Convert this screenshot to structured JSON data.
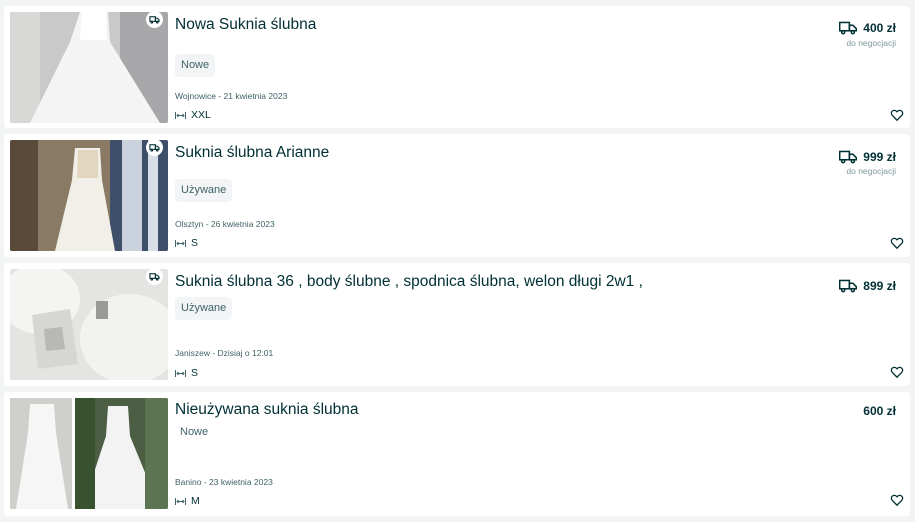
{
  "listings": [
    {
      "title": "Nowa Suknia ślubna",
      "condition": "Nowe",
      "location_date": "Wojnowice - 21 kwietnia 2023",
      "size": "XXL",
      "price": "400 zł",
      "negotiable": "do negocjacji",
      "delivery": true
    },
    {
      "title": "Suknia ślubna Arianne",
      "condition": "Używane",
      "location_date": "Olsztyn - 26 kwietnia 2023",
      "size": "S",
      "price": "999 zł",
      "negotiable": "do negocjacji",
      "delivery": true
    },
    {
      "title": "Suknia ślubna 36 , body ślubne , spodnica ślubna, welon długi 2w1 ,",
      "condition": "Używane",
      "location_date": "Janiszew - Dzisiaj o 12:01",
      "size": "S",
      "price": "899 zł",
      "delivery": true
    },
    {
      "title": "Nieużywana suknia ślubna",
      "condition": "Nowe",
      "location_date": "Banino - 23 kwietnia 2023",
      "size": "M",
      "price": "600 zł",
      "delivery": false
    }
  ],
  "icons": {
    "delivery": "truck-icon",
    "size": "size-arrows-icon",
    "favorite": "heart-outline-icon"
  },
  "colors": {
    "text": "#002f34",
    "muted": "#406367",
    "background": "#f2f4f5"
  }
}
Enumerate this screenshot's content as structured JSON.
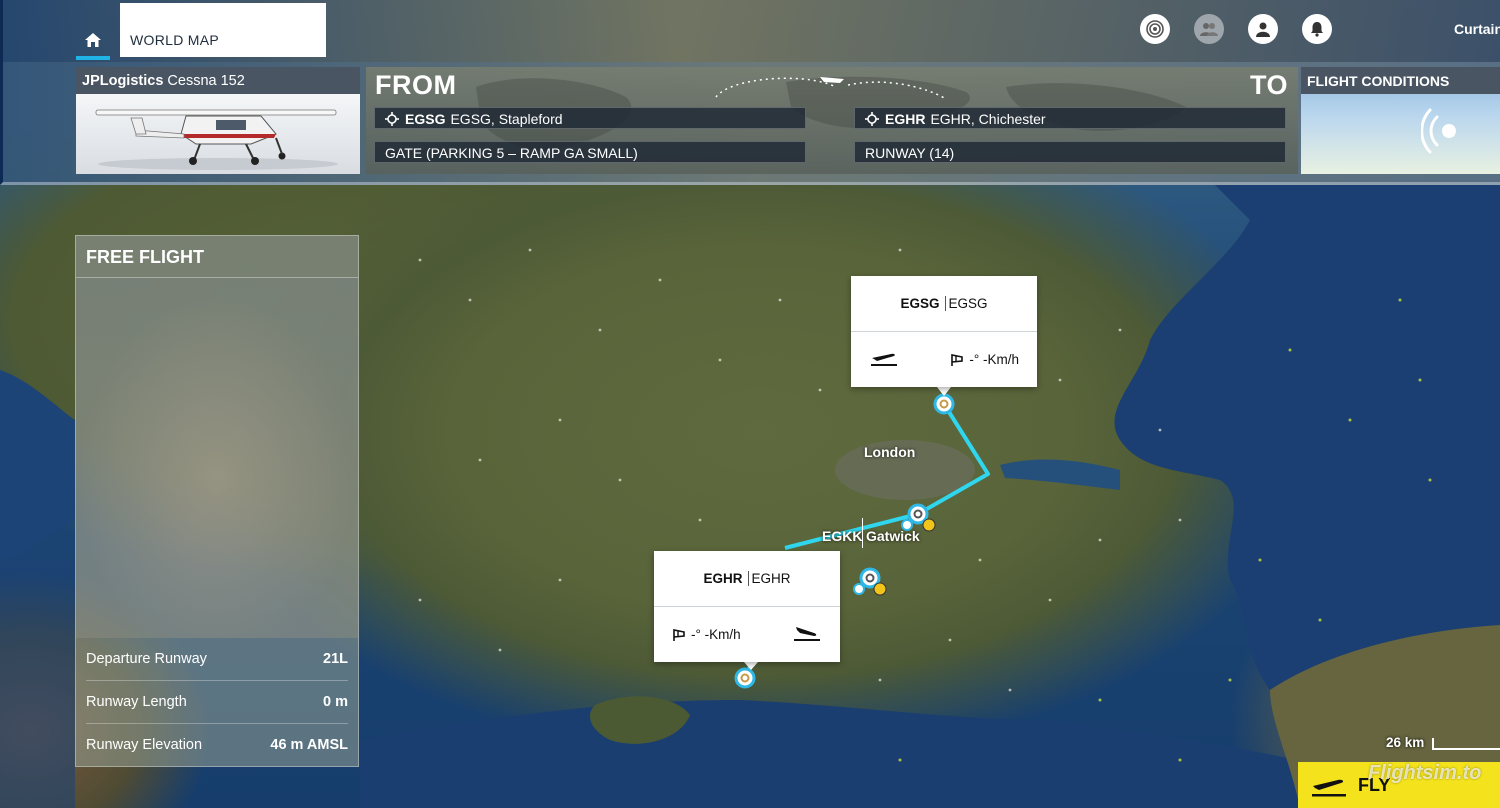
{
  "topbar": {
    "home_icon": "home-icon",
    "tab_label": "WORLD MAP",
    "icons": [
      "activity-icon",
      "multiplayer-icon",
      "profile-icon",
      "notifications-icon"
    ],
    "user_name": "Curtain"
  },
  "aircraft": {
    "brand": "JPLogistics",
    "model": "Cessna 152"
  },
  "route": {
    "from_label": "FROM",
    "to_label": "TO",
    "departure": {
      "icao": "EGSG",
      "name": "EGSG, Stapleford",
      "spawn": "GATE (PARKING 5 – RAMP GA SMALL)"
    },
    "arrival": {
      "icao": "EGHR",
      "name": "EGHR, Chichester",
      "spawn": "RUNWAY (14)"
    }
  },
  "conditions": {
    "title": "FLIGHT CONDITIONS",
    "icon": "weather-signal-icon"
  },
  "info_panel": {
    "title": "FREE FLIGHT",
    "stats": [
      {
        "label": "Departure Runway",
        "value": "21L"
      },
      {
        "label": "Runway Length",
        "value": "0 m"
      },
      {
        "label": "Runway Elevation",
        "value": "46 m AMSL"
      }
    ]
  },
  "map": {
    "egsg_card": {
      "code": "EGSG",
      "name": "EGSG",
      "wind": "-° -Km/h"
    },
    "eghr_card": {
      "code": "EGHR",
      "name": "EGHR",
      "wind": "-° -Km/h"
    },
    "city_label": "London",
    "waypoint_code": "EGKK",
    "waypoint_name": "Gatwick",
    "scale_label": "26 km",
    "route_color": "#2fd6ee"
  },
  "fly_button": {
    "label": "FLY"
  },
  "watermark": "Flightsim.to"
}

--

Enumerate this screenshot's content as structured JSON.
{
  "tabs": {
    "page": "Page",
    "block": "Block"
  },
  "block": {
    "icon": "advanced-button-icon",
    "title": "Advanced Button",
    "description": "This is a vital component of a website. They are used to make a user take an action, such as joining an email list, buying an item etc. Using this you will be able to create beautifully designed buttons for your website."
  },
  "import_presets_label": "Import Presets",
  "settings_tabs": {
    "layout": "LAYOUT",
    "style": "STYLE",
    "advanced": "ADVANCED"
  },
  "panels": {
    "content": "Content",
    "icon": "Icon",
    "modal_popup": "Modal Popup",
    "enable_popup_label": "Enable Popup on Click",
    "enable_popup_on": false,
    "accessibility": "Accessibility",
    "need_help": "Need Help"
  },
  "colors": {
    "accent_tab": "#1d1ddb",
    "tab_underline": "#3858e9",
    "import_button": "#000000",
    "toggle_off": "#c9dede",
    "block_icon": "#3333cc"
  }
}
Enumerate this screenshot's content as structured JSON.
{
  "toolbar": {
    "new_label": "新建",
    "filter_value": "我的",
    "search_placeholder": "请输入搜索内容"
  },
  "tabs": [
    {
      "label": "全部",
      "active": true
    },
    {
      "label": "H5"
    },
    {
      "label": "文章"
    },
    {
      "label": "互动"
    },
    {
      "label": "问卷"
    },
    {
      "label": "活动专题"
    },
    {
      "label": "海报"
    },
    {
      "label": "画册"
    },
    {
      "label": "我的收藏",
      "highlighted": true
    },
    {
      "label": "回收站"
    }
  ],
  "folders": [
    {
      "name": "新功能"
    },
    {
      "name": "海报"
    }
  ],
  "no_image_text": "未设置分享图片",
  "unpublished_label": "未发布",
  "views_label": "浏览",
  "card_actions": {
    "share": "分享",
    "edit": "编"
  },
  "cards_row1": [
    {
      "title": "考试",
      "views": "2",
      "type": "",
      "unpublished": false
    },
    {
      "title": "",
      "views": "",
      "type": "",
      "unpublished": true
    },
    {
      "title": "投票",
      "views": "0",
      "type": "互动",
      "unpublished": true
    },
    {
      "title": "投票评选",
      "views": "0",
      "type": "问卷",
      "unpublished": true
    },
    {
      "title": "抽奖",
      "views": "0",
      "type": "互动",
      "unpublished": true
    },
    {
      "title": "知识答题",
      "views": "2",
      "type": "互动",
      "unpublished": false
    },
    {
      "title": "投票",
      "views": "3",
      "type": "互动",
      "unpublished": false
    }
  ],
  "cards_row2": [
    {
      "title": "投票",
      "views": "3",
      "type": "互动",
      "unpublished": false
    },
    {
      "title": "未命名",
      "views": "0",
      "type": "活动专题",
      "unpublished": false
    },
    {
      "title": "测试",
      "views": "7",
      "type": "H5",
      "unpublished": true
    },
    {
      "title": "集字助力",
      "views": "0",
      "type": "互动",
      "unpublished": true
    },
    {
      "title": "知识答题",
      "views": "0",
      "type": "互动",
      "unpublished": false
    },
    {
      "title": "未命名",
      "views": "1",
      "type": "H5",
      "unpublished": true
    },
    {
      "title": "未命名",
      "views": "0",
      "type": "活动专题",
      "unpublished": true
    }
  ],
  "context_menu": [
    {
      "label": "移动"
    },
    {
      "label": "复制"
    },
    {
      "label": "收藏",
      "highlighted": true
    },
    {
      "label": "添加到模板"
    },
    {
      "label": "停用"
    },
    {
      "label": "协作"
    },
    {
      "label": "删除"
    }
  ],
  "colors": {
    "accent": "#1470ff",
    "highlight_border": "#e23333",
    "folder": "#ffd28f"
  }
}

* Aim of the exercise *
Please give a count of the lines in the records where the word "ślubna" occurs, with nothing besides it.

* Solution to this exercise *
4